==== DATA SECTION

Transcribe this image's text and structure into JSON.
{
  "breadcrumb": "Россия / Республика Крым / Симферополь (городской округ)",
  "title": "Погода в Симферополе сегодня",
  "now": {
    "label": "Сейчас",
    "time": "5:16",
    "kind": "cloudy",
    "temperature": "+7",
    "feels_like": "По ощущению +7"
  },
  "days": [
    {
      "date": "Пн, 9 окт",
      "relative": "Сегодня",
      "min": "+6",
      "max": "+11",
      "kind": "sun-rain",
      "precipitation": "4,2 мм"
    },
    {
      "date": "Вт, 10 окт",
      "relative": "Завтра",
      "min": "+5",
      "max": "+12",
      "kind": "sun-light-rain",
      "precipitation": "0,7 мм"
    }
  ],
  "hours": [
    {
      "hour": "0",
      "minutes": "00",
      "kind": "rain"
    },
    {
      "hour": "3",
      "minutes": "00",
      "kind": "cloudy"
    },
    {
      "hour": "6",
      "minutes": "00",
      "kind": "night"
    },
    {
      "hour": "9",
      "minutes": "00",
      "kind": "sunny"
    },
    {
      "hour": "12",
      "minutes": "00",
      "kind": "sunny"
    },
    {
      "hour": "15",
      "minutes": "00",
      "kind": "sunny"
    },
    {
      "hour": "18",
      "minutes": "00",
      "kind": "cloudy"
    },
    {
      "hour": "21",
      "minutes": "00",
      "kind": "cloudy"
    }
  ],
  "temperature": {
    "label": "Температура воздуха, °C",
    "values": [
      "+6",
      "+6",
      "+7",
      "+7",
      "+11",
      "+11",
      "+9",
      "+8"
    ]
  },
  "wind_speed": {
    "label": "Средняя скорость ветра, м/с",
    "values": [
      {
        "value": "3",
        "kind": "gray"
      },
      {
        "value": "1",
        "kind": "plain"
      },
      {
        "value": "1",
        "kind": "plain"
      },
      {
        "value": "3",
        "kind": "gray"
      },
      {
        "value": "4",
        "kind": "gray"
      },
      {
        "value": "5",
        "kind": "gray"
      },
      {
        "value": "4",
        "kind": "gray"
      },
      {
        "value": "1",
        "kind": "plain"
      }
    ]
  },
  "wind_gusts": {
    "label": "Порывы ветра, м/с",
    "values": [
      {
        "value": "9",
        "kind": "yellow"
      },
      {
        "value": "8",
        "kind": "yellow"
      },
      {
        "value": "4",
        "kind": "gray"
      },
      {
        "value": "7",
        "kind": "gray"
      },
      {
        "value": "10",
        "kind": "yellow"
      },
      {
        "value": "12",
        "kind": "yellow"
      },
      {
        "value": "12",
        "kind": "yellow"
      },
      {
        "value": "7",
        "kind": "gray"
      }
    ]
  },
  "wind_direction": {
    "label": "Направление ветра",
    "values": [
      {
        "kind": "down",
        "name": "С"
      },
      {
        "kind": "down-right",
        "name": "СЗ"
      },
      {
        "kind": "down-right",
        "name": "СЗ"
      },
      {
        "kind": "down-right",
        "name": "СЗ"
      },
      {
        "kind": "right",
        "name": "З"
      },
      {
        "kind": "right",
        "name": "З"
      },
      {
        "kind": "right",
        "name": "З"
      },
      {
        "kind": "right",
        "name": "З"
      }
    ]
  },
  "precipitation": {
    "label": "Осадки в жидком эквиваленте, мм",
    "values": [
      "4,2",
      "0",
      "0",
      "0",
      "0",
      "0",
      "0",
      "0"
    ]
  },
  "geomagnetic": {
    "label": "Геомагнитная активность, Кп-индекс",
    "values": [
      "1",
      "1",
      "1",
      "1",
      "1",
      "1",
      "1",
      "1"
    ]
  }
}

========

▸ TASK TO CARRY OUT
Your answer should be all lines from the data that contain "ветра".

▸ RESULT FOR THIS EXERCISE
    "label": "Средняя скорость ветра, м/с",
    "label": "Порывы ветра, м/с",
    "label": "Направление ветра",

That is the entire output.